By Nathan Furr
When the wind becomes bitter
and the snow stings my eyes
I think of you Hejtman --
Salzburg, March 1939, Getriedegasse --
carrying your sacks of books to burn.
I think of the excitement in your face,
more than a child's, and the vision of flames
that crosses in your thick glasses like the clouds
of many sunsets passing at once.
I would laugh at this image of you,
because it seems so typical,
so much like the adventure movies now
where you would be
a black-hearted Nazi, a mad dog.
You would stumble
over the words on your tongue.
This would be the easy way,
except that you chewed slowly,
you stepped off the sidewalk for people passing,
appreciated pastry and good music. If I could shock
then I might have something to claim,
but you were only a man I knew,
a friend of my neighbor on Hanuschplatz.

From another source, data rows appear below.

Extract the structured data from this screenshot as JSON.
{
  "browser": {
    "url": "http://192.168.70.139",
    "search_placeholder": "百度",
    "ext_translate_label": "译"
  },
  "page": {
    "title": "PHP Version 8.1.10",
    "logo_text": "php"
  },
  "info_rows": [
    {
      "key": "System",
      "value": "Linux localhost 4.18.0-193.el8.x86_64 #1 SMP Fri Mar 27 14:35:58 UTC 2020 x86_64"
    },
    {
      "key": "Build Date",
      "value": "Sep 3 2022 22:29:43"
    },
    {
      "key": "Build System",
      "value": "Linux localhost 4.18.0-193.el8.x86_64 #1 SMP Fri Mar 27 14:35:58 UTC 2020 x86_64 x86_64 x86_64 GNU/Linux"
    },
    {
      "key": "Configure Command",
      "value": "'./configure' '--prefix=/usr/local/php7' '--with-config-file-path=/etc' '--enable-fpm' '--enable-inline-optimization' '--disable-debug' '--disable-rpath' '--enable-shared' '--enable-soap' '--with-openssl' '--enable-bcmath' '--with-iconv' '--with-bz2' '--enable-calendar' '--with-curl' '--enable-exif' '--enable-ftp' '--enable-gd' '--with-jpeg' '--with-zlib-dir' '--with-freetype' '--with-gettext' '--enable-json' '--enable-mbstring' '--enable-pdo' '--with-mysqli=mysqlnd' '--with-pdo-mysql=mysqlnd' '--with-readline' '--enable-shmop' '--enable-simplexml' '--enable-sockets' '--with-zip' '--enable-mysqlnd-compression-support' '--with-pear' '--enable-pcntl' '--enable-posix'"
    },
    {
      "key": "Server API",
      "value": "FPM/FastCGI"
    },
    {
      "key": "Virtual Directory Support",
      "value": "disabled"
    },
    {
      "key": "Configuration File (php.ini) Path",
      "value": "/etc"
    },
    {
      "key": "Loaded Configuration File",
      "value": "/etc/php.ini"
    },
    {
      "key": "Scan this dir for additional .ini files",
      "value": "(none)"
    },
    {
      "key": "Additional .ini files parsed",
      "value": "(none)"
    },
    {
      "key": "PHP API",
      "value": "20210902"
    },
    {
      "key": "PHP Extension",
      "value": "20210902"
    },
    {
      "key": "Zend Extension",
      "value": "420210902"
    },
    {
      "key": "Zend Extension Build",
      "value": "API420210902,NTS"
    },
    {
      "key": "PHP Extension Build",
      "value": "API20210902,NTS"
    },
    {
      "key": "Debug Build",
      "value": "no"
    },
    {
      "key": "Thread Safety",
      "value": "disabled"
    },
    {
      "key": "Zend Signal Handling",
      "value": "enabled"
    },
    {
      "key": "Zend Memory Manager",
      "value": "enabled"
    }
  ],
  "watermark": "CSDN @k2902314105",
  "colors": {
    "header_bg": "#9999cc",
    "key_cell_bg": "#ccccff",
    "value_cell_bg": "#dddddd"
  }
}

Remember the Christmas party? I told the joke
about the three dogs and you laughed the hardest.
Three months later. going to burn books
with the rest of the town,
I bumped into you
knocking your glasses awry on your face.
For a moment the still of your blue eyes
met the silence of mine,
until I recognized you.
Then we ran together
like brothers to the fire.